“Kemp Mill is a very close-knit community where everyone knows, but more importantly cares, about one another,” said Ron Eloul, owner of the Kosher Pastry Oven, a popular early-morning meet-up point. “There are always Kemp Mill-wide e-mails going around about donating items, catching rides from one place to another, and more acts of community.”

Living there: Kemp Mill is roughly bordered by Arcola Avenue, Hermleigh Road, the Northwest Trail and the Northwood Chesapeake Bay Trail.

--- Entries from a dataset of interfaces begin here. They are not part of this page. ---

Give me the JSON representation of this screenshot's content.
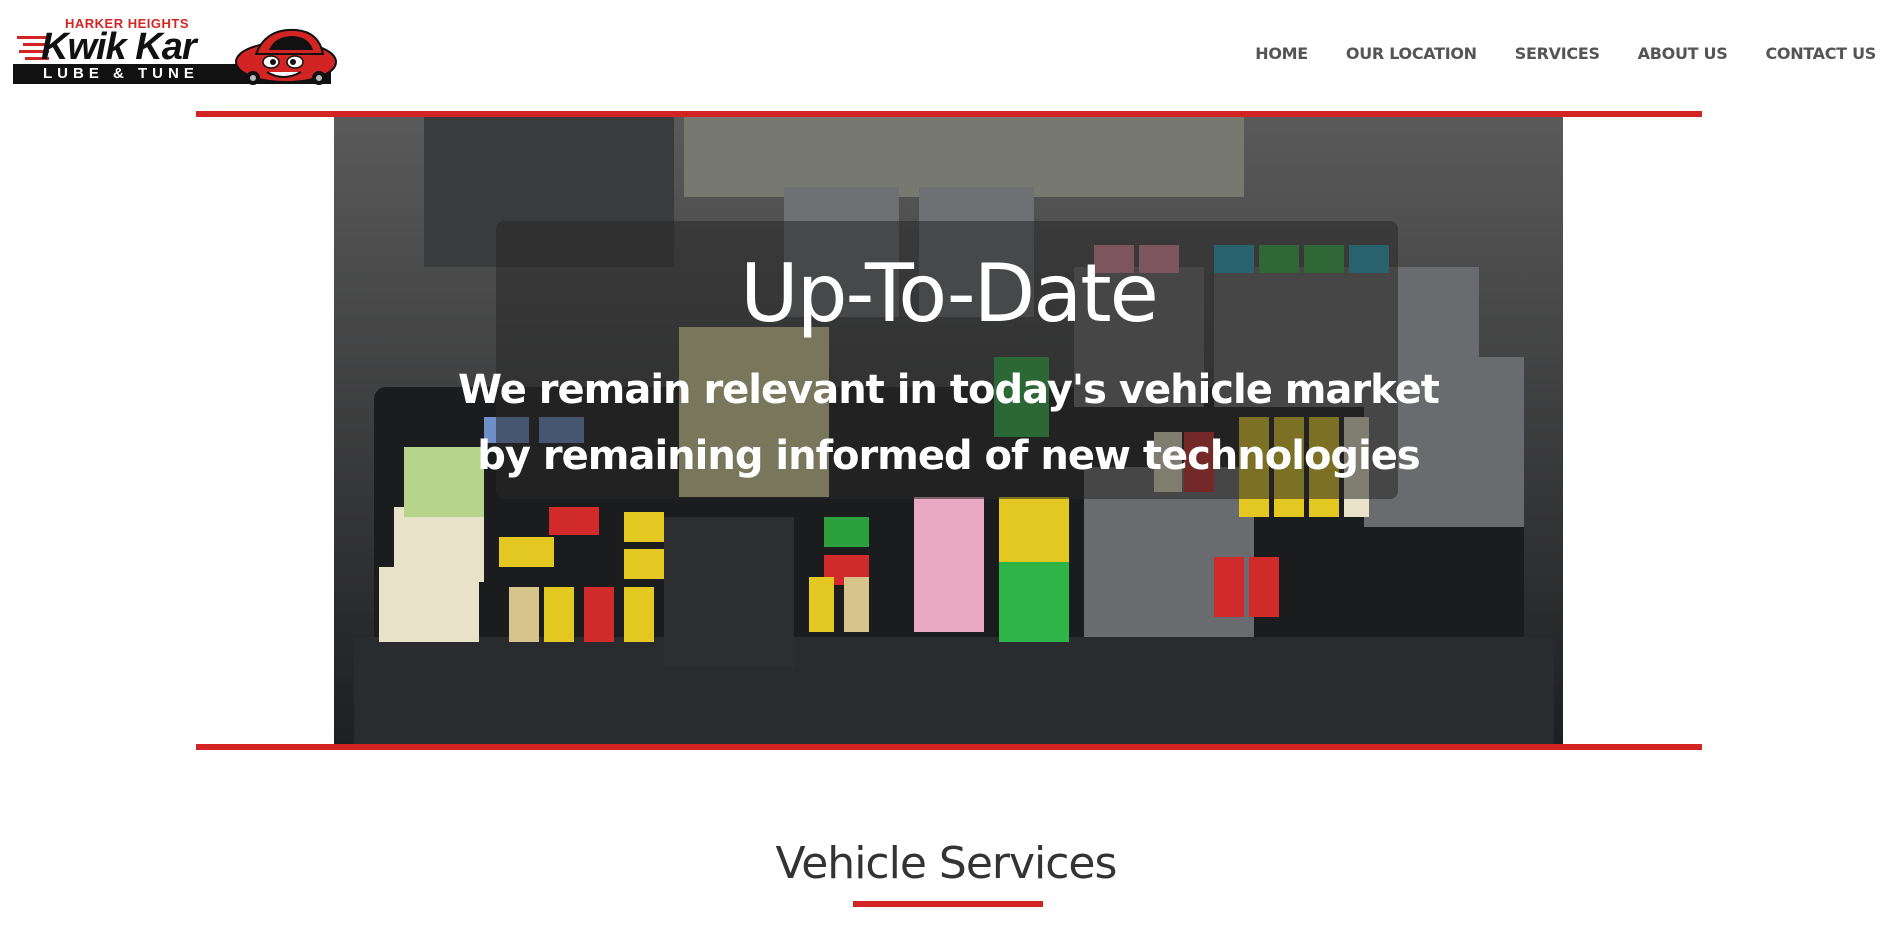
{
  "logo": {
    "top_text": "HARKER HEIGHTS",
    "main_text": "Kwik Kar",
    "bar_text": "LUBE & TUNE"
  },
  "nav": {
    "items": [
      "HOME",
      "OUR LOCATION",
      "SERVICES",
      "ABOUT US",
      "CONTACT US"
    ]
  },
  "hero": {
    "title": "Up-To-Date",
    "subtitle_line1": "We remain relevant in today's vehicle market",
    "subtitle_line2": "by remaining informed of new technologies"
  },
  "section": {
    "title": "Vehicle Services"
  },
  "colors": {
    "accent": "#d32424",
    "nav_text": "#555555",
    "heading": "#333333"
  }
}
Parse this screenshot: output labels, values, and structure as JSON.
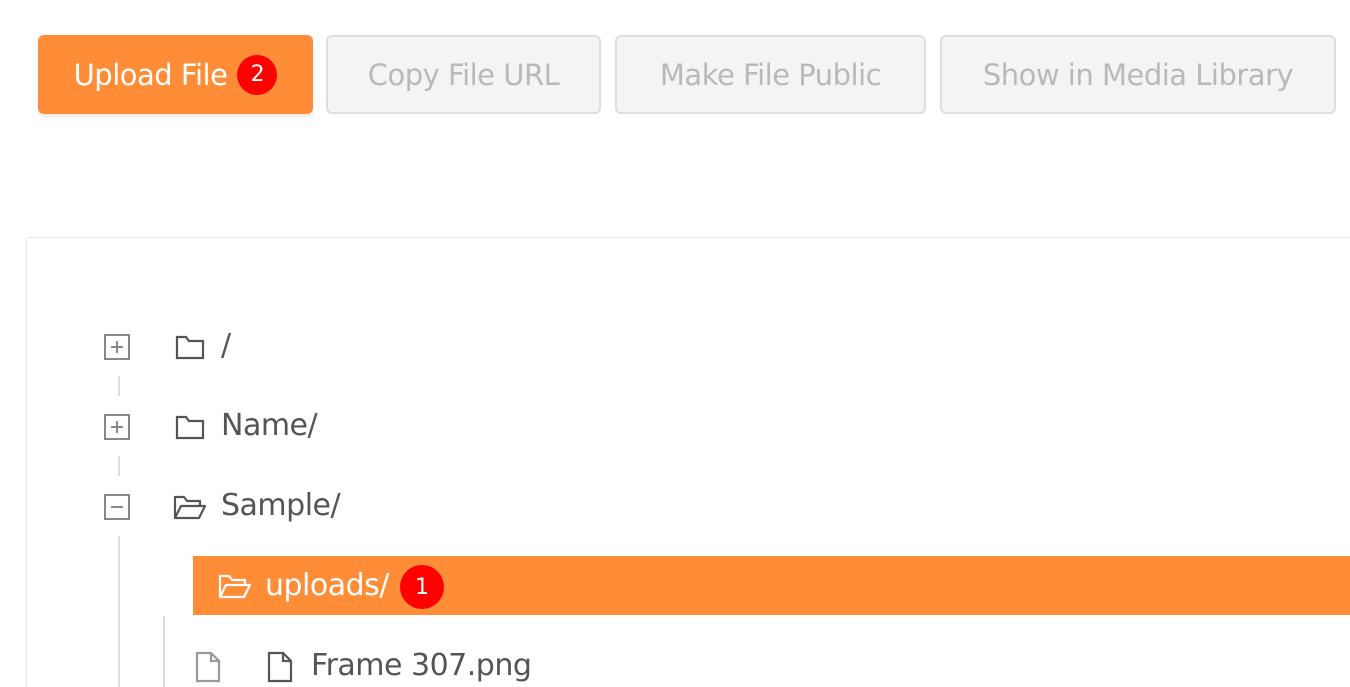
{
  "toolbar": {
    "upload_label": "Upload File",
    "upload_badge": "2",
    "copy_label": "Copy File URL",
    "public_label": "Make File Public",
    "library_label": "Show in Media Library"
  },
  "tree": {
    "items": [
      {
        "label": "/",
        "state": "collapsed",
        "icon": "folder-icon"
      },
      {
        "label": "Name/",
        "state": "collapsed",
        "icon": "folder-icon"
      },
      {
        "label": "Sample/",
        "state": "expanded",
        "icon": "folder-open-icon"
      },
      {
        "label": "uploads/",
        "state": "selected",
        "icon": "folder-open-icon",
        "badge": "1"
      },
      {
        "label": "Frame 307.png",
        "icon": "file-icon"
      }
    ]
  },
  "colors": {
    "accent": "#ff8c36",
    "badge": "#ff0000"
  }
}
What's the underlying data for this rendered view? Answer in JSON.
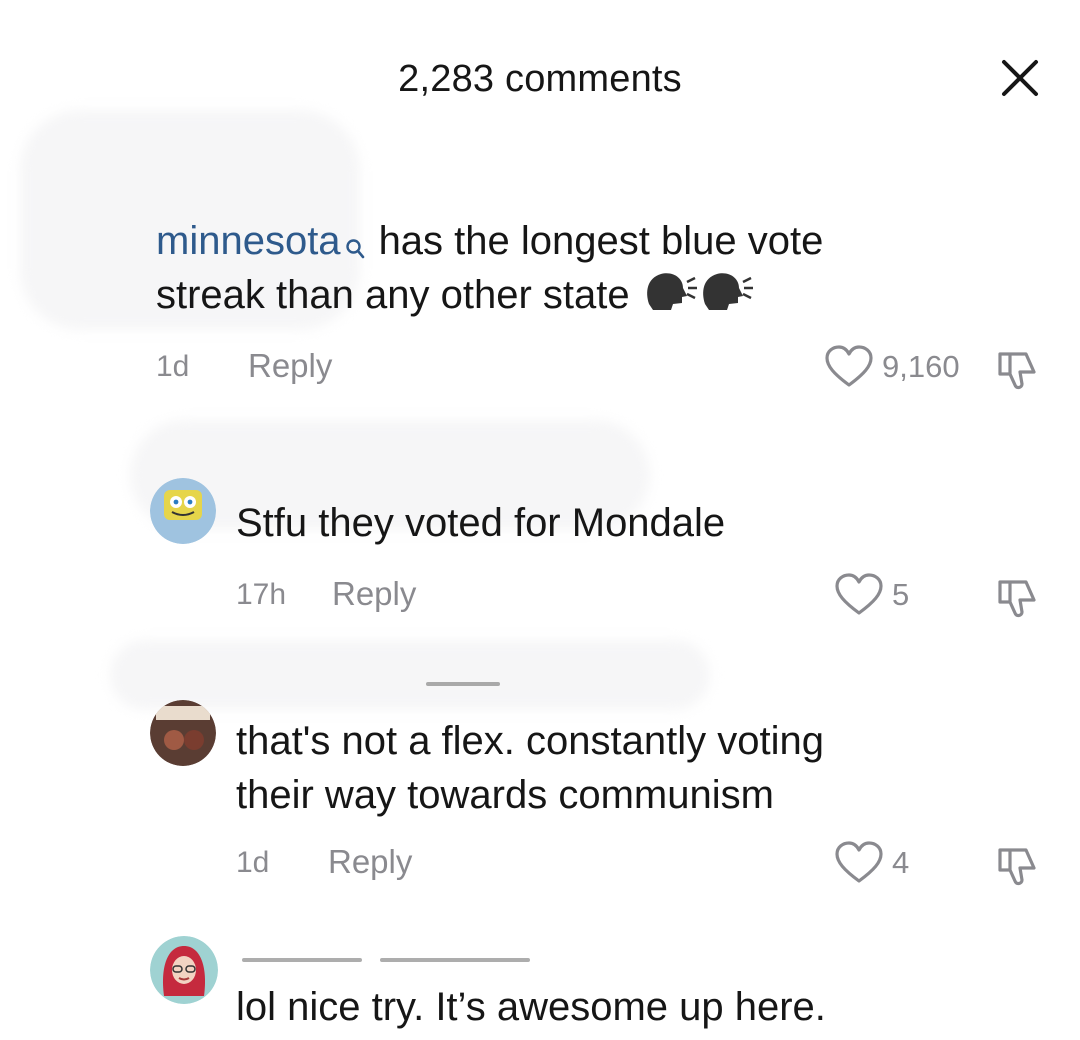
{
  "header": {
    "title": "2,283 comments",
    "close_icon": "close-icon"
  },
  "comments": [
    {
      "username": "minnesota",
      "text_line1": "has the longest blue vote",
      "text_line2": "streak than any other state",
      "emoji": "speaking-head-emoji",
      "time": "1d",
      "reply_label": "Reply",
      "likes": "9,160"
    },
    {
      "text": "Stfu they voted for Mondale",
      "time": "17h",
      "reply_label": "Reply",
      "likes": "5"
    },
    {
      "text_line1": "that's not a flex. constantly voting",
      "text_line2": "their way towards communism",
      "time": "1d",
      "reply_label": "Reply",
      "likes": "4"
    },
    {
      "text": "lol nice try. It’s awesome up here."
    }
  ],
  "colors": {
    "username": "#2e5a8c",
    "meta": "#8a8a8f",
    "text": "#161616"
  }
}
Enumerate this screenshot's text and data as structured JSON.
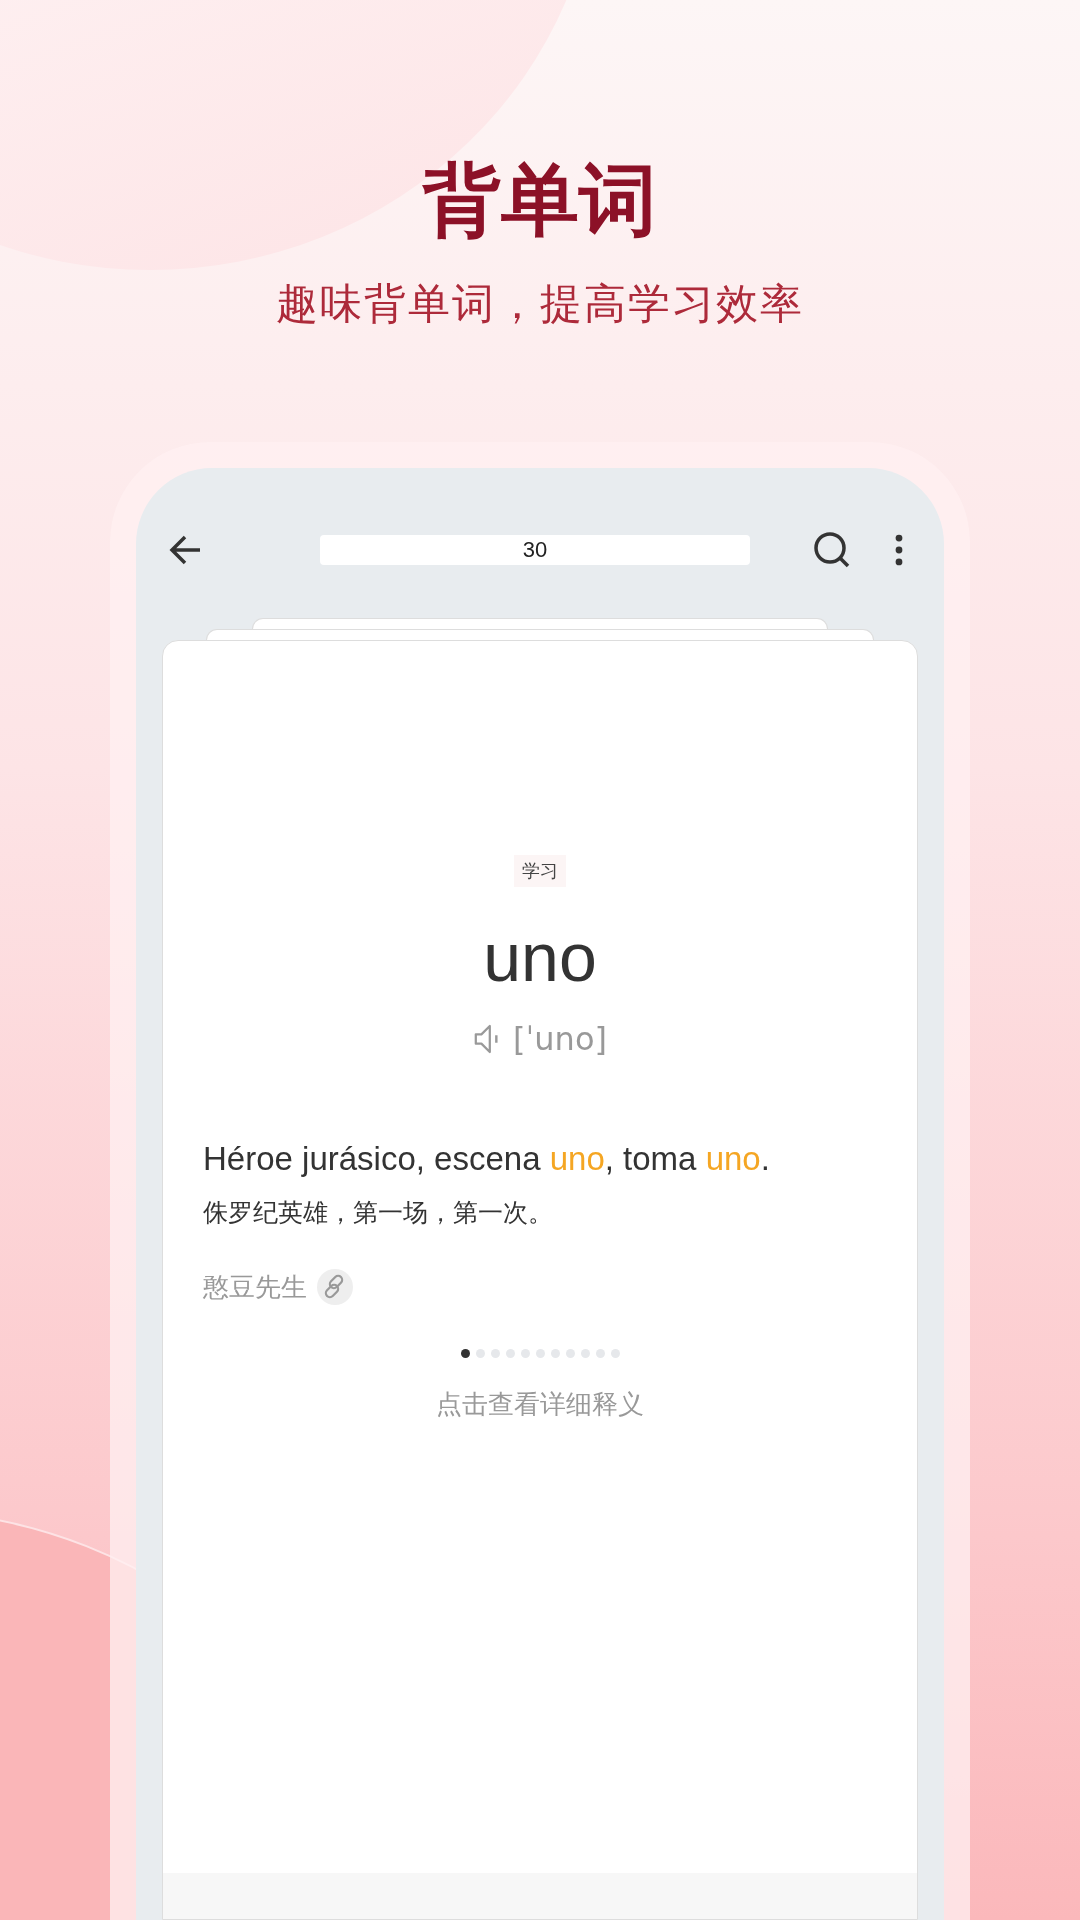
{
  "headline": {
    "title": "背单词",
    "subtitle": "趣味背单词，提高学习效率"
  },
  "toolbar": {
    "field_value": "30"
  },
  "card": {
    "tag": "学习",
    "word": "uno",
    "phonetic": "[ˈuno]",
    "example": [
      {
        "text": "Héroe jurásico, escena ",
        "highlight": false
      },
      {
        "text": "uno",
        "highlight": true
      },
      {
        "text": ", toma ",
        "highlight": false
      },
      {
        "text": "uno",
        "highlight": true
      },
      {
        "text": ".",
        "highlight": false
      }
    ],
    "translation": "侏罗纪英雄，第一场，第一次。",
    "author": "憨豆先生",
    "pager": [
      {
        "selected": true
      },
      {
        "selected": false
      },
      {
        "selected": false
      },
      {
        "selected": false
      },
      {
        "selected": false
      },
      {
        "selected": false
      },
      {
        "selected": false
      },
      {
        "selected": false
      },
      {
        "selected": false
      },
      {
        "selected": false
      },
      {
        "selected": false
      }
    ],
    "hint": "点击查看详细释义"
  }
}
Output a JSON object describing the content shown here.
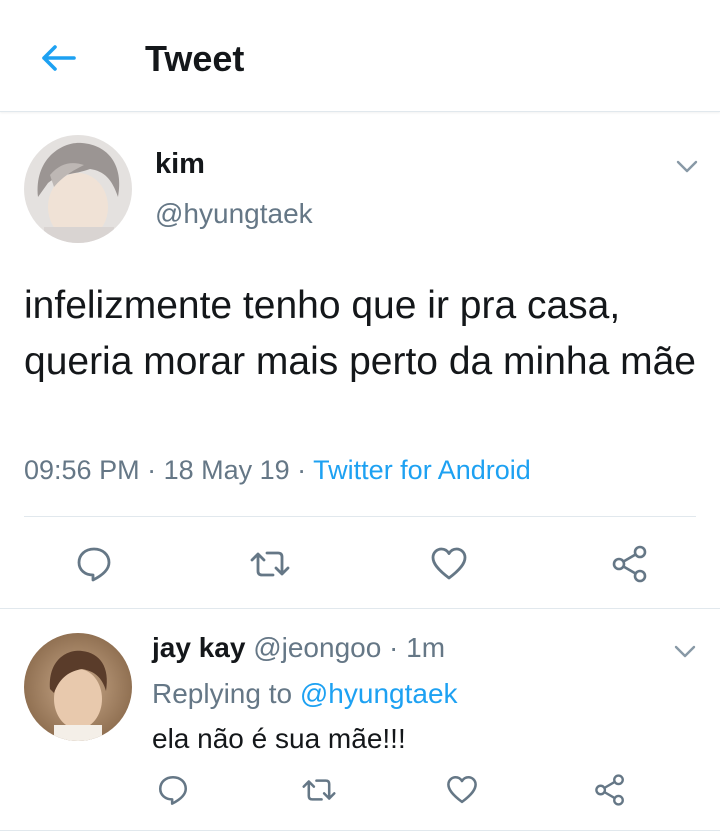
{
  "header": {
    "title": "Tweet"
  },
  "colors": {
    "accent": "#1da1f2",
    "secondary_text": "#657786",
    "primary_text": "#14171a",
    "divider": "#e1e8ed"
  },
  "tweet": {
    "display_name": "kim",
    "handle": "@hyungtaek",
    "text": "infelizmente tenho que ir pra casa, queria morar mais perto da minha mãe",
    "time": "09:56 PM",
    "date": "18 May 19",
    "source": "Twitter for Android",
    "separator": " · "
  },
  "reply": {
    "display_name": "jay kay",
    "handle": "@jeongoo",
    "age": "1m",
    "separator": " · ",
    "replying_prefix": "Replying to ",
    "replying_to": "@hyungtaek",
    "text": "ela não é sua mãe!!!"
  },
  "icons": [
    "back-arrow-icon",
    "chevron-down-icon",
    "reply-icon",
    "retweet-icon",
    "like-icon",
    "share-icon"
  ]
}
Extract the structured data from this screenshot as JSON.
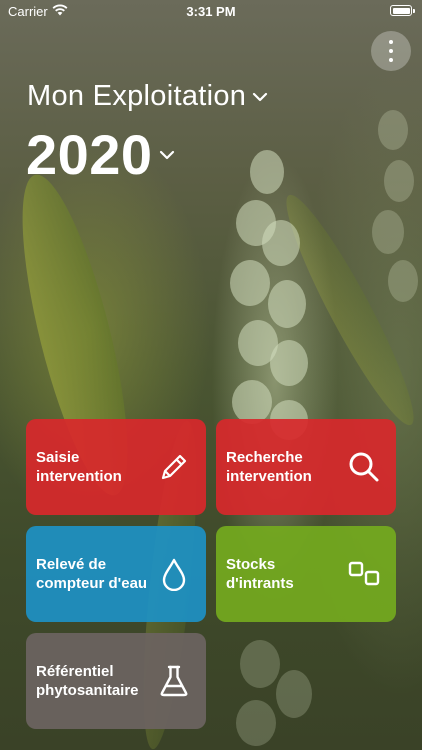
{
  "status_bar": {
    "carrier": "Carrier",
    "time": "3:31 PM"
  },
  "header": {
    "farm": "Mon Exploitation",
    "year": "2020"
  },
  "tiles": [
    {
      "label": "Saisie intervention",
      "icon": "pencil-icon",
      "color": "#d8282b"
    },
    {
      "label": "Recherche intervention",
      "icon": "search-icon",
      "color": "#d8282b"
    },
    {
      "label": "Relevé de compteur d'eau",
      "icon": "water-drop-icon",
      "color": "#1d91c4"
    },
    {
      "label": "Stocks d'intrants",
      "icon": "stock-squares-icon",
      "color": "#74aa1e"
    },
    {
      "label": "Référentiel phytosanitaire",
      "icon": "flask-icon",
      "color": "#6b6360"
    }
  ]
}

In the past year, 45 homes sold in Kemp Mill, at prices ranging from $280,000 for a foreclosed three-bedroom townhouse to $720,000 for an expanded and renovated Bedford Colonial, Ciment said. Eleven properties are listed for sale from $420,000 to $796,000, and seven others are under contract.

Schools: Kemp Mill and Arcola elementary, Colonel E. Brooke Lee Middle, and Northwood and John F. Kennedy highs.

Transit: Many commuters going to Washington use the Montgomery County Ride-On bus or Metrobus to Metro stations in Forest Glen, Wheaton and Glenmont.

Crime: Over the past 12 months, there were no major crimes such as homicide, rape or aggravated assault in Kemp Mill, according to Lucille Baur, a spokeswoman for Montgomery County police. There were four residential burglaries and one theft from a vehicle, she added.

Tony Glaros is a freelance writer.